* _WORK REQUEST_
Each line below should be repeated exactly as it stands.

PROVIDED INFORMATION section start

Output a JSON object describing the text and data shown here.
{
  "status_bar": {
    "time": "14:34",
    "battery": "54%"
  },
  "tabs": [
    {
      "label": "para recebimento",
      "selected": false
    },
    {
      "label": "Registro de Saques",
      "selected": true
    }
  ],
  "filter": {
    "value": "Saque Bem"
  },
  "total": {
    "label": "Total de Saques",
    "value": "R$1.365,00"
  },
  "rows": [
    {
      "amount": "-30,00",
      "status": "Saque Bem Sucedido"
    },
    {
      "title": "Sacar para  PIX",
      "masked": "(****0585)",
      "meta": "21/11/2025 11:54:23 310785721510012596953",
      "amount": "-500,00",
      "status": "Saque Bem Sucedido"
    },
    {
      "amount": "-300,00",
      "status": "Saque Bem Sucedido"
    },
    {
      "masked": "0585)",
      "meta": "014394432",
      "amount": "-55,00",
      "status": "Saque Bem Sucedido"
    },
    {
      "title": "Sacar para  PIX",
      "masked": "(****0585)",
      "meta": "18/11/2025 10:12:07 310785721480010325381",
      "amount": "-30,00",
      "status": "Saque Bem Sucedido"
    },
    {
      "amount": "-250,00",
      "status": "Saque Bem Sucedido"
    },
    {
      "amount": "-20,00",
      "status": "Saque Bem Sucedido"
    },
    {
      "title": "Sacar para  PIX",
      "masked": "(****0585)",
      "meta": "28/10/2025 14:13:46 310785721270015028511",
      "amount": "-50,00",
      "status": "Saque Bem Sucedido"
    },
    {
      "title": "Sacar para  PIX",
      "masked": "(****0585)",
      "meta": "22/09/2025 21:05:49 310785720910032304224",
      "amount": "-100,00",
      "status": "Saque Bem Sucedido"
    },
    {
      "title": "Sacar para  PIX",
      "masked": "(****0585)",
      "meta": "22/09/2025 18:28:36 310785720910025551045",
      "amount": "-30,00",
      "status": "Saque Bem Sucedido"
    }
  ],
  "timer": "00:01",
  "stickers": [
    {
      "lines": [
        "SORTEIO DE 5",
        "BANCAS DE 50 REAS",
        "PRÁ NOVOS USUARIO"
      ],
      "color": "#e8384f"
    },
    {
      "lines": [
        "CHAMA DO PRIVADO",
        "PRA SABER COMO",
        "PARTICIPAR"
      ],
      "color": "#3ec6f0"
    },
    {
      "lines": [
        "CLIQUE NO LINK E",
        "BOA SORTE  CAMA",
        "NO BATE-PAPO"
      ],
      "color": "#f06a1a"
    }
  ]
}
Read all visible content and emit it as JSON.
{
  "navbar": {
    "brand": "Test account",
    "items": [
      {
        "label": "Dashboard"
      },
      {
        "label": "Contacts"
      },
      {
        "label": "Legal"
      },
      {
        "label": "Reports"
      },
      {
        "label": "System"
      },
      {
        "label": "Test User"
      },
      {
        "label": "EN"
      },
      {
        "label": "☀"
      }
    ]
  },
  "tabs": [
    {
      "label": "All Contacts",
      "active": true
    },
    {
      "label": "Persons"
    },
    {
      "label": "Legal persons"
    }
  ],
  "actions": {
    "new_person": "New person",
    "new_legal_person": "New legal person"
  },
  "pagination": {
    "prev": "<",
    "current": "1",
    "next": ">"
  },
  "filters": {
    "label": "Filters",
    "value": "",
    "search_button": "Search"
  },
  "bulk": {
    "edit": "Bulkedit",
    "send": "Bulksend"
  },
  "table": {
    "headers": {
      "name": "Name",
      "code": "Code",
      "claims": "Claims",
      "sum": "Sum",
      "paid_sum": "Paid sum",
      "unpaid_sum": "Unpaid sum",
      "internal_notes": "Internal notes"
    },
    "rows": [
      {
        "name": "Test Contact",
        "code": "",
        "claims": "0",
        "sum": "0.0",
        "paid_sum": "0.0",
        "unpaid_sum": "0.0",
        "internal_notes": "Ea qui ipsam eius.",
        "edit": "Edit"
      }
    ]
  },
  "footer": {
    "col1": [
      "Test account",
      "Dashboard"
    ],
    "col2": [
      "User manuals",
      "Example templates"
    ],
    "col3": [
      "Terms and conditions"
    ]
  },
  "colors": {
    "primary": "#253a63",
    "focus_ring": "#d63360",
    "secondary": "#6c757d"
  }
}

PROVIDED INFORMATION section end

* _THE ANSWER_
Output a JSON object describing the text and data shown here.
{
  "status_bar": {
    "time": "14:34",
    "battery": "54%"
  },
  "tabs": [
    {
      "label": "para recebimento",
      "selected": false
    },
    {
      "label": "Registro de Saques",
      "selected": true
    }
  ],
  "filter": {
    "value": "Saque Bem"
  },
  "total": {
    "label": "Total de Saques",
    "value": "R$1.365,00"
  },
  "rows": [
    {
      "amount": "-30,00",
      "status": "Saque Bem Sucedido"
    },
    {
      "title": "Sacar para  PIX",
      "masked": "(****0585)",
      "meta": "21/11/2025 11:54:23 310785721510012596953",
      "amount": "-500,00",
      "status": "Saque Bem Sucedido"
    },
    {
      "amount": "-300,00",
      "status": "Saque Bem Sucedido"
    },
    {
      "masked": "0585)",
      "meta": "014394432",
      "amount": "-55,00",
      "status": "Saque Bem Sucedido"
    },
    {
      "title": "Sacar para  PIX",
      "masked": "(****0585)",
      "meta": "18/11/2025 10:12:07 310785721480010325381",
      "amount": "-30,00",
      "status": "Saque Bem Sucedido"
    },
    {
      "amount": "-250,00",
      "status": "Saque Bem Sucedido"
    },
    {
      "amount": "-20,00",
      "status": "Saque Bem Sucedido"
    },
    {
      "title": "Sacar para  PIX",
      "masked": "(****0585)",
      "meta": "28/10/2025 14:13:46 310785721270015028511",
      "amount": "-50,00",
      "status": "Saque Bem Sucedido"
    },
    {
      "title": "Sacar para  PIX",
      "masked": "(****0585)",
      "meta": "22/09/2025 21:05:49 310785720910032304224",
      "amount": "-100,00",
      "status": "Saque Bem Sucedido"
    },
    {
      "title": "Sacar para  PIX",
      "masked": "(****0585)",
      "meta": "22/09/2025 18:28:36 310785720910025551045",
      "amount": "-30,00",
      "status": "Saque Bem Sucedido"
    }
  ],
  "timer": "00:01",
  "stickers": [
    {
      "lines": [
        "SORTEIO DE 5",
        "BANCAS DE 50 REAS",
        "PRÁ NOVOS USUARIO"
      ],
      "color": "#e8384f"
    },
    {
      "lines": [
        "CHAMA DO PRIVADO",
        "PRA SABER COMO",
        "PARTICIPAR"
      ],
      "color": "#3ec6f0"
    },
    {
      "lines": [
        "CLIQUE NO LINK E",
        "BOA SORTE  CAMA",
        "NO BATE-PAPO"
      ],
      "color": "#f06a1a"
    }
  ]
}
Read all visible content and emit it as JSON.
{
  "navbar": {
    "brand": "Test account",
    "items": [
      {
        "label": "Dashboard"
      },
      {
        "label": "Contacts"
      },
      {
        "label": "Legal"
      },
      {
        "label": "Reports"
      },
      {
        "label": "System"
      },
      {
        "label": "Test User"
      },
      {
        "label": "EN"
      },
      {
        "label": "☀"
      }
    ]
  },
  "tabs": [
    {
      "label": "All Contacts",
      "active": true
    },
    {
      "label": "Persons"
    },
    {
      "label": "Legal persons"
    }
  ],
  "actions": {
    "new_person": "New person",
    "new_legal_person": "New legal person"
  },
  "pagination": {
    "prev": "<",
    "current": "1",
    "next": ">"
  },
  "filters": {
    "label": "Filters",
    "value": "",
    "search_button": "Search"
  },
  "bulk": {
    "edit": "Bulkedit",
    "send": "Bulksend"
  },
  "table": {
    "headers": {
      "name": "Name",
      "code": "Code",
      "claims": "Claims",
      "sum": "Sum",
      "paid_sum": "Paid sum",
      "unpaid_sum": "Unpaid sum",
      "internal_notes": "Internal notes"
    },
    "rows": [
      {
        "name": "Test Contact",
        "code": "",
        "claims": "0",
        "sum": "0.0",
        "paid_sum": "0.0",
        "unpaid_sum": "0.0",
        "internal_notes": "Ea qui ipsam eius.",
        "edit": "Edit"
      }
    ]
  },
  "footer": {
    "col1": [
      "Test account",
      "Dashboard"
    ],
    "col2": [
      "User manuals",
      "Example templates"
    ],
    "col3": [
      "Terms and conditions"
    ]
  },
  "colors": {
    "primary": "#253a63",
    "focus_ring": "#d63360",
    "secondary": "#6c757d"
  }
}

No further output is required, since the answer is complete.